● Saved data entries:
▬▬▬

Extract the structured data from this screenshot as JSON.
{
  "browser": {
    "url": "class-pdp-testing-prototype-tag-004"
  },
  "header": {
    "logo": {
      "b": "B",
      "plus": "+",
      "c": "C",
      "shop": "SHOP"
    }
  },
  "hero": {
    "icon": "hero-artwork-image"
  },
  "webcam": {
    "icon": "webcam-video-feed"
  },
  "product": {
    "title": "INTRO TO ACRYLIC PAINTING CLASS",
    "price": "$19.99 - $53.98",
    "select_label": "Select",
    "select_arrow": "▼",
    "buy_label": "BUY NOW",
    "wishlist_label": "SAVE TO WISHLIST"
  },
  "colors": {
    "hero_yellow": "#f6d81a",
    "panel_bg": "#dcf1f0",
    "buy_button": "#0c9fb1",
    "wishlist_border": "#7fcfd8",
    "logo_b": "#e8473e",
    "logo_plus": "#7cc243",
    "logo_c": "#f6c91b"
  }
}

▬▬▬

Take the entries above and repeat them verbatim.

Extract the structured data from this screenshot as JSON.
{
  "browser": {
    "url": "class-pdp-testing-prototype-tag-004"
  },
  "header": {
    "logo": {
      "b": "B",
      "plus": "+",
      "c": "C",
      "shop": "SHOP"
    }
  },
  "hero": {
    "icon": "hero-artwork-image"
  },
  "webcam": {
    "icon": "webcam-video-feed"
  },
  "product": {
    "title": "INTRO TO ACRYLIC PAINTING CLASS",
    "price": "$19.99 - $53.98",
    "select_label": "Select",
    "select_arrow": "▼",
    "buy_label": "BUY NOW",
    "wishlist_label": "SAVE TO WISHLIST"
  },
  "colors": {
    "hero_yellow": "#f6d81a",
    "panel_bg": "#dcf1f0",
    "buy_button": "#0c9fb1",
    "wishlist_border": "#7fcfd8",
    "logo_b": "#e8473e",
    "logo_plus": "#7cc243",
    "logo_c": "#f6c91b"
  }
}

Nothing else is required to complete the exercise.